Invasive Species Compendium

Detailed coverage of invasive species threatening livelihoods and the environment worldwide

Abstract

Outbreak of tuberculosis caused by Mycobacterium bovis in a cattery of Abyssinian cats in Italy.

Abstract

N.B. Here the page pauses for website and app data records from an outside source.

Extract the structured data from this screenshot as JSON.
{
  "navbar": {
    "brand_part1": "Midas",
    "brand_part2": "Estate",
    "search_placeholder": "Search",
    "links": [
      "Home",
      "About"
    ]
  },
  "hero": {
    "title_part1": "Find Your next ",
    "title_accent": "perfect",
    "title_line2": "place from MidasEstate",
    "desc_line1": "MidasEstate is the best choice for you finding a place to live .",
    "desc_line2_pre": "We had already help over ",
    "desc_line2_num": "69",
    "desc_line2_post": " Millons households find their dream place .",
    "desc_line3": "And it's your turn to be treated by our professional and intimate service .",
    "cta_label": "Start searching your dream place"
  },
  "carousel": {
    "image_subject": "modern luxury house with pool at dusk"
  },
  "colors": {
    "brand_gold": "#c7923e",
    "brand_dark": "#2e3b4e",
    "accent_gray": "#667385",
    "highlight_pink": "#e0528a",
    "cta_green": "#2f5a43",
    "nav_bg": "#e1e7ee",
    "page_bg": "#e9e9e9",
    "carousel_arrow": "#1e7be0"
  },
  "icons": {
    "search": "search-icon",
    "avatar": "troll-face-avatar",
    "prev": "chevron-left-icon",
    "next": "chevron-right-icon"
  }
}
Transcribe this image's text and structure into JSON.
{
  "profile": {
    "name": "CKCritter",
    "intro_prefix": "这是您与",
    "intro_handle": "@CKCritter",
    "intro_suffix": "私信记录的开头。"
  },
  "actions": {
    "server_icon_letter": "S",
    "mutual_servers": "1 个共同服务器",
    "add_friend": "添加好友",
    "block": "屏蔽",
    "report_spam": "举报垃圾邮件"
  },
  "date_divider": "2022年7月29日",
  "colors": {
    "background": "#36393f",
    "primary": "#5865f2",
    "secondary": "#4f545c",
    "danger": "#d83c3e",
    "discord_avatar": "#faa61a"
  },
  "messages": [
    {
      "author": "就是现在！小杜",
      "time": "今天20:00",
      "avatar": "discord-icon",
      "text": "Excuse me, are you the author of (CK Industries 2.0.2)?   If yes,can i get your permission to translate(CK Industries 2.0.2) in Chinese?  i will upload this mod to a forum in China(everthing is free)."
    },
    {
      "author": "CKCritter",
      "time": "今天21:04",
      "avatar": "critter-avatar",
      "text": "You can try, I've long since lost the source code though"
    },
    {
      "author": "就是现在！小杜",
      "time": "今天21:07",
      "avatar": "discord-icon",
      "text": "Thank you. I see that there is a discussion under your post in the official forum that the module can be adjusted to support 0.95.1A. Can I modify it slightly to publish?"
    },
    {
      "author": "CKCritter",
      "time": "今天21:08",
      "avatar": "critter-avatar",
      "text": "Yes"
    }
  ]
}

Mycobacterium bovis is a re-emerging zoonosis; it was diagnosed in five Abyssinian cats in a breeding cattery in Italy. The infection entered the cattery with an imported kitten (cat A); it had a suspected bite wound on its leg that had been treated at a veterinary clinic in Kiev, Ukraine, which is probably where it became infected with M. bovis. When the kitten arrived in Italy, there were four cats in the cattery; an adult female, her two kittens and a kitten imported from Russia. These were all healthy, and had no outdoor access. All five cats developed tuberculous interstitial pneumonia; in cat A this occurred 6 weeks after importation, the others were diagnosed 4-6 weeks later. Three cats were euthanised with deteriorating pneumonia while two cats remained clinically well on antibiotic therapy (marbofloxacin, doxycycline and azithromycin). The latter cases were euthanised after 5 weeks, as required by Italian law once M. bovis infection was suspected. Changes consistent with tuberculosis on gross post-mortem examination included mesenteric and mediastinal lymphadenopathy, splenomegaly and hepatomegaly, and the presence of disseminated focal white lesions on the cut surface of the spleen, liver and lungs. Visible acid-fast bacteria (cats A, B and C) were confirmed as Mycobacterium tuberculosis complex by PCR (cats A, B, C, D and E), refined to M. bovis (cats A, B and D), spoligotype SB0950 (cats A and D).